- DIRECTIONS FOR THIS TASK
Find all lines in the records that include the word "تاریخ", and copy them out.

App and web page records
==*==

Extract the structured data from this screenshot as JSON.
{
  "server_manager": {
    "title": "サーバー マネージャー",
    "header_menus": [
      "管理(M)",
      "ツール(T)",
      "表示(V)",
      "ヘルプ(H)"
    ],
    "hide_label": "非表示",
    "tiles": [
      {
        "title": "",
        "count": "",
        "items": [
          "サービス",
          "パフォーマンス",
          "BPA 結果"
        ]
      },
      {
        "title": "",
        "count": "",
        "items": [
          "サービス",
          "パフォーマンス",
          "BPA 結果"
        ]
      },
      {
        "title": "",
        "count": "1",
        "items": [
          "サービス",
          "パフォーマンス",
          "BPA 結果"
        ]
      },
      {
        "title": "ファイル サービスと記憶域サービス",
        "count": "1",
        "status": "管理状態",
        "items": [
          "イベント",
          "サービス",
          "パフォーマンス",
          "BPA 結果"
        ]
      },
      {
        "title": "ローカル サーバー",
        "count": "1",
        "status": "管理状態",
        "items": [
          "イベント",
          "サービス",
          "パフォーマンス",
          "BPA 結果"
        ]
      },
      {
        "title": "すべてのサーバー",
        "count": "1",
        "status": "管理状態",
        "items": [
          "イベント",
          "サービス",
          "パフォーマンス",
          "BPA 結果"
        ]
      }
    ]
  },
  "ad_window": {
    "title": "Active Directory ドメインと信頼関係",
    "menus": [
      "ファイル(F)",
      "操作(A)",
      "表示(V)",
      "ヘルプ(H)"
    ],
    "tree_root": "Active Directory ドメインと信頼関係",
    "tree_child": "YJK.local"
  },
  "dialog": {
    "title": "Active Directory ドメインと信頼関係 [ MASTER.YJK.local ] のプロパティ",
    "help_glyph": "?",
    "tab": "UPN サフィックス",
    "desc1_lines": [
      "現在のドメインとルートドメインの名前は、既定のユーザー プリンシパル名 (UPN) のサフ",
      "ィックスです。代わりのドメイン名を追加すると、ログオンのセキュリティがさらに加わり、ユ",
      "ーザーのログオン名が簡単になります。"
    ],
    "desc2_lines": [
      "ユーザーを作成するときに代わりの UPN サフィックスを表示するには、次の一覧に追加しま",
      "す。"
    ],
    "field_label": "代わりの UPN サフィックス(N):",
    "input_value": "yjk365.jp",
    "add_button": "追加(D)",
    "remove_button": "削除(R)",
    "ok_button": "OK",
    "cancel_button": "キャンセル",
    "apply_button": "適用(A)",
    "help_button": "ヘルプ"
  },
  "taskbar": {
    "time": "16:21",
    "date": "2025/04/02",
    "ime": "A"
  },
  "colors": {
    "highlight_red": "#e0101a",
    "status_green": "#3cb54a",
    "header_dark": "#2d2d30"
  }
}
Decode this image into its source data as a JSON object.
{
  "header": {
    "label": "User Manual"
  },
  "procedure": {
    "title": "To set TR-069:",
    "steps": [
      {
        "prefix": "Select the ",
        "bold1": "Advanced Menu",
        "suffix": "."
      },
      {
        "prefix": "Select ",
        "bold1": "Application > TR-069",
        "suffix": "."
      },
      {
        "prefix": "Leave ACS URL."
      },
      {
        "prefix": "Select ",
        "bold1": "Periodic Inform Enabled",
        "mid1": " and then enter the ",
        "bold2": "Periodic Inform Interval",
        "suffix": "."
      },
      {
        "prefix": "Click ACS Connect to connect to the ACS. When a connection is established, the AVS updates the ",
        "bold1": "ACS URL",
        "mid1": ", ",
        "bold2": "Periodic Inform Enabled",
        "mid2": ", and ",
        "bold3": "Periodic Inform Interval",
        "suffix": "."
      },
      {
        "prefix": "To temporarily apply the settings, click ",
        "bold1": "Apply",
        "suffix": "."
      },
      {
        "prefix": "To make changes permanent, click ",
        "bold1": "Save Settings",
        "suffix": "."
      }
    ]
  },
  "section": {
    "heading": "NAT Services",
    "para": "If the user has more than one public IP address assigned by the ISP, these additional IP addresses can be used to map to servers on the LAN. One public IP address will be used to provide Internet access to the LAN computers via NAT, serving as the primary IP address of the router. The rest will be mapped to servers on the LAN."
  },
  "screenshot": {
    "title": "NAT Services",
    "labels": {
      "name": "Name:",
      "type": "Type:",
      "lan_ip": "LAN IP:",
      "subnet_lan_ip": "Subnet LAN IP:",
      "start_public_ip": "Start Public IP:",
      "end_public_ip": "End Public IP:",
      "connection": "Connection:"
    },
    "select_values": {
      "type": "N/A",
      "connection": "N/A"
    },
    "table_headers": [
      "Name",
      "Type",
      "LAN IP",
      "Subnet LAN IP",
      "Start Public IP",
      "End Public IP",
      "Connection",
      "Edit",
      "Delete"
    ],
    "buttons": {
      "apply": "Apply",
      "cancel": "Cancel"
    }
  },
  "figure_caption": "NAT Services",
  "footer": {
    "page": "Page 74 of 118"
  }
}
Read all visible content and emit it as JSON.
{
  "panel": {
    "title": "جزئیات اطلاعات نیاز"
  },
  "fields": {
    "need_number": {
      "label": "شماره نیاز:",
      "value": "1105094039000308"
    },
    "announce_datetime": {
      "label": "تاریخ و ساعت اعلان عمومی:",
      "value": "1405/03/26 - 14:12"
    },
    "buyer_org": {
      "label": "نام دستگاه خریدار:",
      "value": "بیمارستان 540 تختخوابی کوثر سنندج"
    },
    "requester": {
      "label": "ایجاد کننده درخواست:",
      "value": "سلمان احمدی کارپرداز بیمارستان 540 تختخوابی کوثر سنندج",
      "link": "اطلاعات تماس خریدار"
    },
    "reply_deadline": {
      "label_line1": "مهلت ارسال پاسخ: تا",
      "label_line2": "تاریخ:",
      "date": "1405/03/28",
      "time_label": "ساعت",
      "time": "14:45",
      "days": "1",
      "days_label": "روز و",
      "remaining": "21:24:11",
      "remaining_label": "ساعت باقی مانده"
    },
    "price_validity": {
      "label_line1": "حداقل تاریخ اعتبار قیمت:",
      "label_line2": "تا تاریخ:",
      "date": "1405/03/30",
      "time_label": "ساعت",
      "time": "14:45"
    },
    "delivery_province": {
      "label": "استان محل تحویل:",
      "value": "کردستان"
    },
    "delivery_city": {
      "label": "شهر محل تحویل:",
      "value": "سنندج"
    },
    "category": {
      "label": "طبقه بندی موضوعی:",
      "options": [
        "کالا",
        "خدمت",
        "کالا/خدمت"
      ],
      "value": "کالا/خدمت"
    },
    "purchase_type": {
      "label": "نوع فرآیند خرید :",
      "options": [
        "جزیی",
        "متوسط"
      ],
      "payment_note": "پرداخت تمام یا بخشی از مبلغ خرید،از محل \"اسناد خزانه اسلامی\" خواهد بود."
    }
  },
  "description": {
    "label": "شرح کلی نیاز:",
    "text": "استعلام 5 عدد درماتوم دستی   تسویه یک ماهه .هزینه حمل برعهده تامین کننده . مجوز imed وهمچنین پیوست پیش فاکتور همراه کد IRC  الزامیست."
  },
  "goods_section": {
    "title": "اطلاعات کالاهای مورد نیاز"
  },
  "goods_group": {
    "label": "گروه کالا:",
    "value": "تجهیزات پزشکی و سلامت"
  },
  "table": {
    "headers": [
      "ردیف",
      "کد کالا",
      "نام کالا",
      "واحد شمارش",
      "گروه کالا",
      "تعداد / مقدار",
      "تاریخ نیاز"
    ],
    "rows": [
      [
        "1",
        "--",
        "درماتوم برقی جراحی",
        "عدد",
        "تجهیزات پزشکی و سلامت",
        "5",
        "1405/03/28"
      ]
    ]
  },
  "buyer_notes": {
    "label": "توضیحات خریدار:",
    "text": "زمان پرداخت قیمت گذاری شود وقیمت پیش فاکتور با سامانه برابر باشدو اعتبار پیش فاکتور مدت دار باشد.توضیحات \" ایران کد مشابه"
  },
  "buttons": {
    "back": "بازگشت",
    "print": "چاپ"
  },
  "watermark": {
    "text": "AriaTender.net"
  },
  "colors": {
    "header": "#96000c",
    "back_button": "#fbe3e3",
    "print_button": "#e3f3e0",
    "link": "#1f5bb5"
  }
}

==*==

- REPLY
      "label": "تاریخ و ساعت اعلان عمومی:",
      "label_line2": "تاریخ:",
      "label_line1": "حداقل تاریخ اعتبار قیمت:",
      "label_line2": "تا تاریخ:",
      "تاریخ نیاز"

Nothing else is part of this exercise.